“We want to reroute that higher up and kind of reincorporated into maybe a better alignment to get people away from that rocky outcrop,” she said.

There are two other goals for the work: Trail safety and water quality in the creek bed, Brugman said.

“There are a lot of trails that traverse several areas of the creek,” Brugman said.

“There’s a lot of muddy sections… that’s impacting the water quality of that creek, which goes into the Bow River.”

To address some of these things, they want more information from the public on use in the area.

Protect the natural environment, said Neufeld

Tuscany resident Jon Neufeld said it’s important to keep the area as natural as possible. DARREN KRAUSE / LIVEWIRE CALGARY

Neufeld said he’s going to participate in the public engagement. It’s important to him and he wants to see the area protected. He wants to make sure trail use limits erosion in the area, too.

“I’d like to see it remain natural. I don’t want to see paved trails or heavily maintained or heavily-built trails through the bottom,” he said.

“I recognize we need to balance that with accessibility and erosion prevention and those sorts of things. But I’d like to see the city continue to focus on that natural immersion.”

Brugman said they have a responsibility to maintain the health of the local biodiversity. They want to find a good balance between user experience and the natural escape.

She added that the city’s designated trail guidelines have a minimum of 50 centimetres for designated trails, so they should be able to keep in intimacy of the location.

 Neufeld said the coulee is “braided with all kinds of trails” and he’d hate to see the city close them. He worried you would focus too many people on to the other trails, creating potential conflicts.

There’s a little worry that the city may try to make is more appeal to the mass audience, Neufeld said.

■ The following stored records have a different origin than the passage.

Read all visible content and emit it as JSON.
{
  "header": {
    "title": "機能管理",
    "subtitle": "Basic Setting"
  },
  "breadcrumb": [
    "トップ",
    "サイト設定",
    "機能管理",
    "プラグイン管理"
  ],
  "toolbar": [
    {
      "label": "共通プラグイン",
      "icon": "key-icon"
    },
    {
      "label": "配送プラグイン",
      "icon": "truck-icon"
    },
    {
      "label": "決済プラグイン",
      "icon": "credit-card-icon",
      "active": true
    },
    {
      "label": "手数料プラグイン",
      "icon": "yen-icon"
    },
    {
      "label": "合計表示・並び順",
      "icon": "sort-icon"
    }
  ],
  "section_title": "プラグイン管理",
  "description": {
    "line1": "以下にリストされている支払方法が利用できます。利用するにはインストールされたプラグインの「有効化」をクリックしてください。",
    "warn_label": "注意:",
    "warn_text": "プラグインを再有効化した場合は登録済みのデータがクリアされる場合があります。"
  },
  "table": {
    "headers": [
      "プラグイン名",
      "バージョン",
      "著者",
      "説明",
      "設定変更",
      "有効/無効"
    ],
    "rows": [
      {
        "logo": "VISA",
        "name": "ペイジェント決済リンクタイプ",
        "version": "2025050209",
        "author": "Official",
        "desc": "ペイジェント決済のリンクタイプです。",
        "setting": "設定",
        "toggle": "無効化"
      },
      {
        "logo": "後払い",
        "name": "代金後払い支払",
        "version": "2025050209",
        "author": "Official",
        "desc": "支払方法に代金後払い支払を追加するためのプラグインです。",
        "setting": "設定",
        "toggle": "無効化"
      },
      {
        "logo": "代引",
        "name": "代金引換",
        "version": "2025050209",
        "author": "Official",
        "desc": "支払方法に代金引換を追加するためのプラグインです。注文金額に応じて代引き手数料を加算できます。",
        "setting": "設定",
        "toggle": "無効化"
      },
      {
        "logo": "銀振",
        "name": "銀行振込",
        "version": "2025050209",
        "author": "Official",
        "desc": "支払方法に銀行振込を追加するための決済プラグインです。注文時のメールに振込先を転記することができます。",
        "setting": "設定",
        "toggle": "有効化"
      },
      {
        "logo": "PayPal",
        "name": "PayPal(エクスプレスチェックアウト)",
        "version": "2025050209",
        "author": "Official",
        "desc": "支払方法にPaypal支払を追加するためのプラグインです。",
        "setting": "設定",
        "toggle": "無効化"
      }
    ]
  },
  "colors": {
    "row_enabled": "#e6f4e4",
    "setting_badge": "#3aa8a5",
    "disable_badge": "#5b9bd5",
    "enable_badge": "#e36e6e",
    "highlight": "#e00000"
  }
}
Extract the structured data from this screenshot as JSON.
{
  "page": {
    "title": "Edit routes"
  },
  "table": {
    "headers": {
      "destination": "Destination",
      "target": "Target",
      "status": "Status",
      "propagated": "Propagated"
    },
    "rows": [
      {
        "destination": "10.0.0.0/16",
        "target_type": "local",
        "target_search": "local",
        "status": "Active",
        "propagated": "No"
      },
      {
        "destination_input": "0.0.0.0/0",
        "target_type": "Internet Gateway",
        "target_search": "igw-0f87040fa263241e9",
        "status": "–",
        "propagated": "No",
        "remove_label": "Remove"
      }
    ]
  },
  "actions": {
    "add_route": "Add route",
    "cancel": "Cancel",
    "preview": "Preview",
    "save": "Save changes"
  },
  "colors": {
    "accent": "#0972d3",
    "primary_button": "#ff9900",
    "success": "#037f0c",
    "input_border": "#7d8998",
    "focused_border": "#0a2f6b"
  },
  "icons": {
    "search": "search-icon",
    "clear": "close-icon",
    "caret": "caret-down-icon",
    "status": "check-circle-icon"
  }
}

He does see the need for maintenance and restorative work, it should be done cautiously.

“I think maintaining it as a natural space where people can go and experience nature without it being gentrified, or paved over, is really important for people,” he said.